- 0Nov 11, '09 by Chris189Im having trouble with my rationale. I worked with a 94 yo female in a long term facility last week. I got my care plan back and the only thing she didnt like was my rationale for "assess BP q shift". Heres my data:
2 assist with t-belt
History of fall
My daignosis was Impaired Physical Mobility r/t joint stiffness aeb 2 assist with t-belt.
My rationale for "assess BP q shift was "Orthosatic Hypotension as a result of cardio changes, disease, and medication effects are comon in the elderly. Orthostatic hpyotension can cause diziness, and light headedness. Assessing BP can indicate orthostatic hypotension, and impaired physical mobility."
Reading back over it I can see where I veered from the daignosis.

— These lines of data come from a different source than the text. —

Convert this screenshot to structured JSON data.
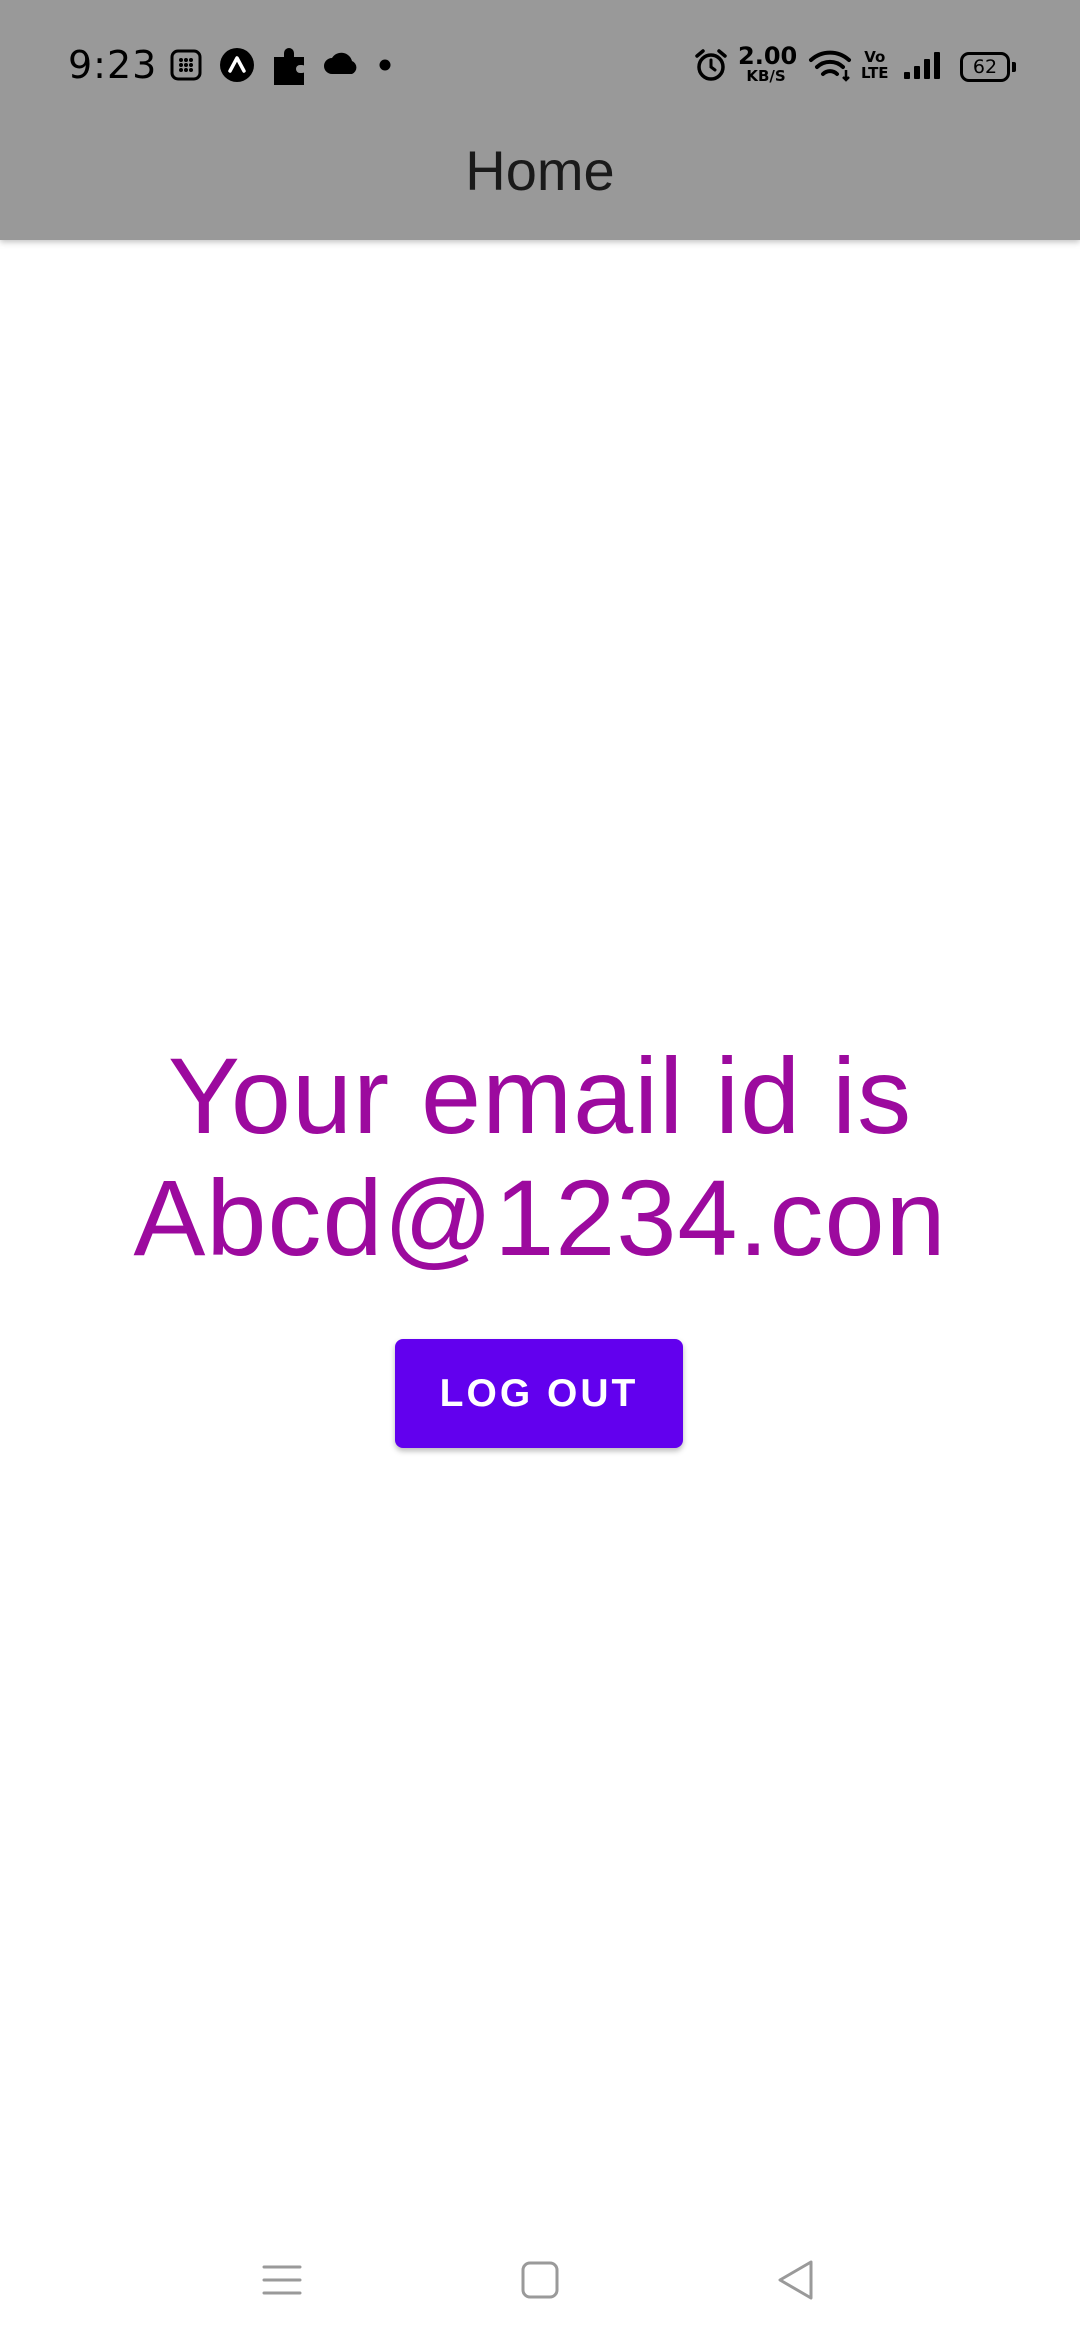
{
  "status_bar": {
    "time": "9:23",
    "net_speed_value": "2.00",
    "net_speed_unit": "KB/S",
    "volte_line1": "Vo",
    "volte_line2": "LTE",
    "battery_level": "62",
    "left_icons": [
      "calculator-icon",
      "app-launcher-icon",
      "puzzle-icon",
      "cloud-icon",
      "notification-dot-icon"
    ],
    "right_icons": [
      "alarm-icon",
      "wifi-icon",
      "signal-icon",
      "battery-icon"
    ]
  },
  "app_bar": {
    "title": "Home"
  },
  "main": {
    "email_line1": "Your email id is",
    "email_line2": "Abcd@1234.con",
    "text_color": "#9c0a9e",
    "logout_label": "LOG OUT",
    "button_color": "#6200ee"
  },
  "nav_bar": {
    "buttons": [
      "menu-icon",
      "home-icon",
      "back-icon"
    ]
  }
}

She wrote "Relate this back to physical mobility joint stiffness". Can someone give me and idea as to the rationale for BP r/t Impaired physical Mobility? I dont want someone to write a rationale for me, just some direction. Thanks!
- 0Nov 11, '09 by NamasteNurseUsually the nursing diagnosis is written with the related to r/t, followed by "manifested by" m/b then you would say what signs and symptoms the paerson is showing that related to the diagnosis. From what you have so far, I see that you are going towards she can't ambulate because she has orthostatic hypertension, not because of joint stiffness. You have to pick one or the other. And orthostatic blood pressures are done in a certain way, not just a regular BP. Do you want to go with the BP problem? Then say
Impaired Physical mobility r/t joint stiffness, m/b ataxic gait, left sided paresis, and pain on ambulation....something like that.
To incorporate the BP prob, I think you'd do a different thing,
Impaired physical mobility r/t orthostatic hypertension, (are we allowed to use that?) m/b dizziness, syncope and tinnitus on standing.
I think that's the way but not sure, hope that helps...
- 0Nov 11, '09 by itsmejuli GuideQuote from New in NYAssessing blood pressure isn't really appropriate.Impaired physical mobility r/t orthostatic hypertension, (are we allowed to use that?) m/b dizziness, syncope and tinnitus on standing.
No, you can't use a medical diagnosis in r/t
"Risk for injury" would be more appropriate for orthostatic hypotension.
Risk for injury R/T light headedness upon rising from supine position AEB patient states she feels woozy when attempting to sit on side of bed after lying down for a long period.
1. ensure bed alarm on at all times
2. advise patient to use call light when she is ready to get out of bed
3. assist patient to upright position
4. have patient dangle legs at side of bed until dizziness passes
5. assist patient out of bed using gait belt or walker.
Rationales explain why each intervention is necessary.